By Hollis Wormsby Jr.
This is an opinion column
It is almost laughable that a country whose last presidential election remains embroiled in claims of Russian interference now takes the position to assist in replacing the head of Venezuela because of suspected election fraud. To understand how crazy this is, imagine if China decided to lead an international effort to recognize Hillary Clinton as president. That is exactly what we are doing in Venezuela, I believe.
Last week, President Trump announced that he is recognizing Venezuelan opposition leader Juan Guaido as the legitimate president of Venezuela. The move came nearly two weeks after embattled President Nicolas Maduro was inaugurated for a second term that the U.S., dozens of other countries and the Venezuelan opposition have decried as illegitimate.
When looking at the way the world is responding to the latest crisis in Venezuela it is important to note that Venezuela has the largest amount of proven oil reserves in the world. It is also important to note the difference between the economies of Saudi Arabia and Norway.
Saudi Arabia at some point emerged as a strong and independent country and managed to keep western interest from interfering in its development. Norway would be another example of an oil rich country that has not allowed foreign or for that matter Norwegian business entities to control its oil wealth. Norway uses its oil wealth to offer citizens one of the highest standards of living in the world.
I cannot argue whether Maduro is the best person to lead the nation of Venezuela, but it seems to me the people should determine their president, not the international community. If you don’t believe that oil availability is at the heart of the international interest in the internal affairs of the nation of Venezuela, then ask yourself, why of all the dictatorships in the world, is the whole western coalition focused on the internal affairs of Venezuela?
As a people who believe in a sense of justice, we cannot continue to support corporate policies that seek to take advantage of the people and resources of other nations. Maybe if we could convince our corporate leadership to respect the rights of other nations and not just see them as resources to take advantage of, we might improve our standing in the world and reduce the number of people who feel so helpless. Or at least that’s the way I see it.

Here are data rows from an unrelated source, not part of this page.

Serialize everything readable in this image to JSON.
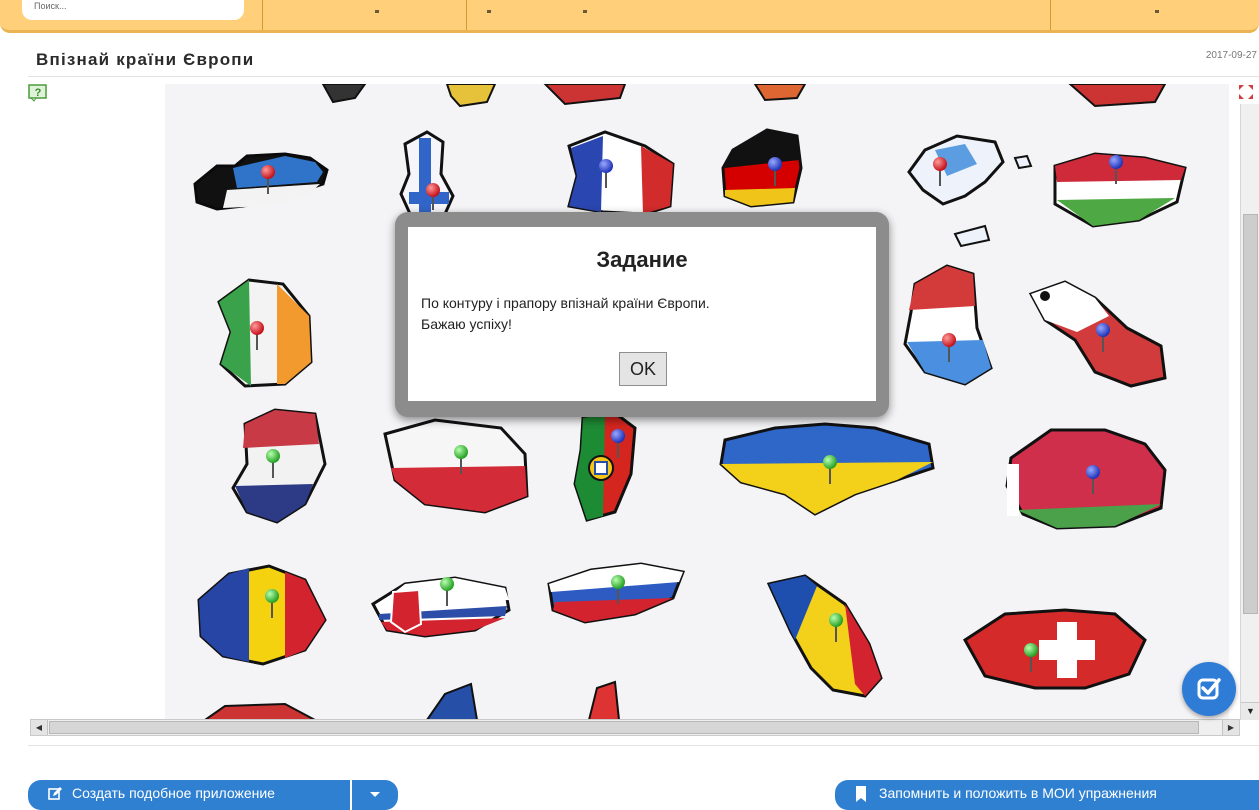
{
  "header": {
    "search_placeholder": "Поиск..."
  },
  "exercise": {
    "title": "Впізнай країни Європи",
    "date": "2017-09-27"
  },
  "modal": {
    "title": "Задание",
    "line1": "По контуру і прапору впізнай країни Європи.",
    "line2": "Бажаю успіху!",
    "ok_label": "OK"
  },
  "actions": {
    "create_label": "Создать подобное приложение",
    "remember_label": "Запомнить и положить в МОИ упражнения"
  },
  "colors": {
    "accent": "#2f80d1",
    "topbar": "#ffd079",
    "pin_red": "#e2222b",
    "pin_blue": "#2a46d6",
    "pin_green": "#39c23a"
  },
  "board": {
    "countries": [
      {
        "name": "Estonia",
        "pin": "red"
      },
      {
        "name": "Finland",
        "pin": "red"
      },
      {
        "name": "France",
        "pin": "blue"
      },
      {
        "name": "Germany",
        "pin": "blue"
      },
      {
        "name": "Greece",
        "pin": "red"
      },
      {
        "name": "Hungary",
        "pin": "blue"
      },
      {
        "name": "Ireland",
        "pin": "red"
      },
      {
        "name": "Luxembourg",
        "pin": "red"
      },
      {
        "name": "Malta",
        "pin": "blue"
      },
      {
        "name": "Netherlands",
        "pin": "green"
      },
      {
        "name": "Poland",
        "pin": "green"
      },
      {
        "name": "Portugal",
        "pin": "blue"
      },
      {
        "name": "Ukraine",
        "pin": "green"
      },
      {
        "name": "Belarus",
        "pin": "blue"
      },
      {
        "name": "Romania",
        "pin": "green"
      },
      {
        "name": "Slovakia",
        "pin": "green"
      },
      {
        "name": "Slovenia",
        "pin": "green"
      },
      {
        "name": "Moldova",
        "pin": "green"
      },
      {
        "name": "Switzerland",
        "pin": "green"
      }
    ]
  }
}
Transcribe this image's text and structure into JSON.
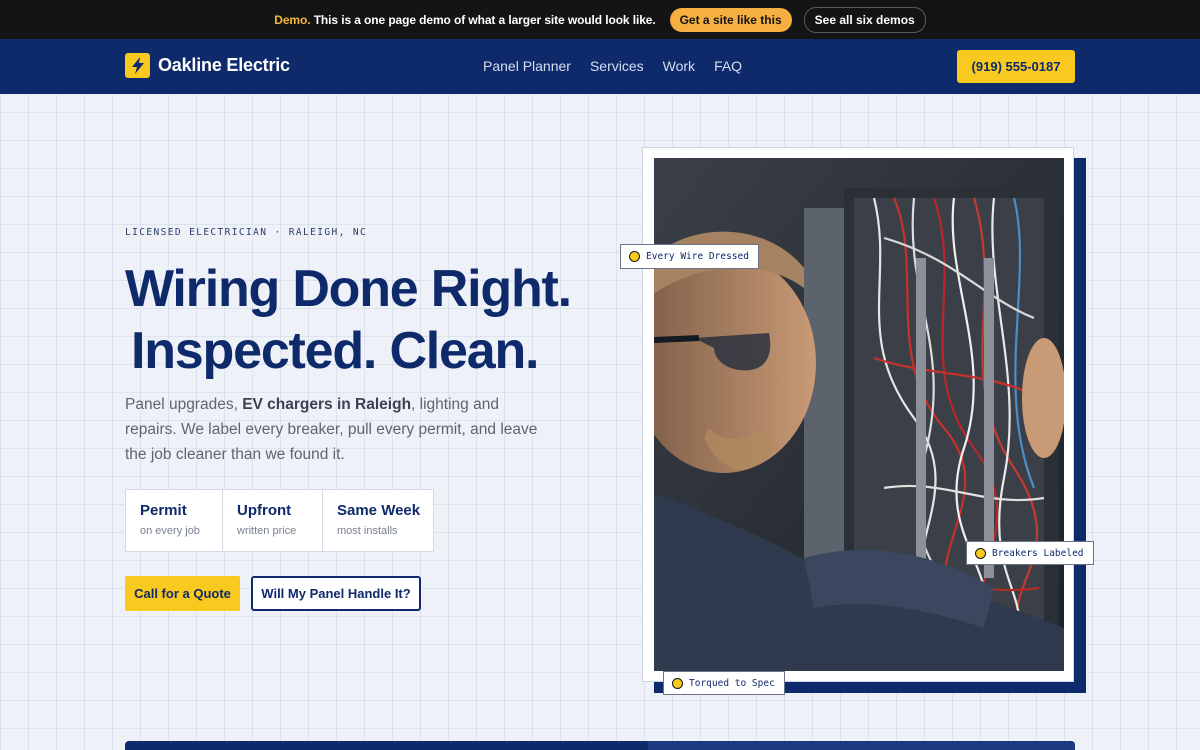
{
  "demo_bar": {
    "lead": "Demo.",
    "text": "This is a one page demo of what a larger site would look like.",
    "primary_btn": "Get a site like this",
    "secondary_btn": "See all six demos"
  },
  "nav": {
    "brand": "Oakline Electric",
    "links": [
      "Panel Planner",
      "Services",
      "Work",
      "FAQ"
    ],
    "phone": "(919) 555-0187"
  },
  "hero": {
    "eyebrow": "LICENSED ELECTRICIAN · RALEIGH, NC",
    "headline_line1": "Wiring Done Right.",
    "headline_highlight": "Inspected.",
    "headline_end": "Clean.",
    "lede_1": "Panel upgrades, ",
    "lede_bold": "EV chargers in Raleigh",
    "lede_2": ", lighting and repairs. We label every breaker, pull every permit, and leave the job cleaner than we found it.",
    "stats": [
      {
        "title": "Permit",
        "sub": "on every job"
      },
      {
        "title": "Upfront",
        "sub": "written price"
      },
      {
        "title": "Same Week",
        "sub": "most installs"
      }
    ],
    "cta_primary": "Call for a Quote",
    "cta_secondary": "Will My Panel Handle It?"
  },
  "photo_tags": [
    "Every Wire Dressed",
    "Breakers Labeled",
    "Torqued to Spec"
  ],
  "colors": {
    "navy": "#0e2a6b",
    "yellow": "#f8c91e",
    "demo_accent": "#f6b042",
    "background": "#eef2f8"
  },
  "icons": {
    "logo": "lightning-bolt-icon",
    "tag_marker": "dot-icon"
  }
}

(Hollis Wormsby has served as a featured columnist for the Birmingham Times for more than 29 years. He is the former host of Talkback on 98.7 KISS FM and of Real Talk on WAGG AM. If you would like to comment on this column you can email him at firstname.lastname@example.org)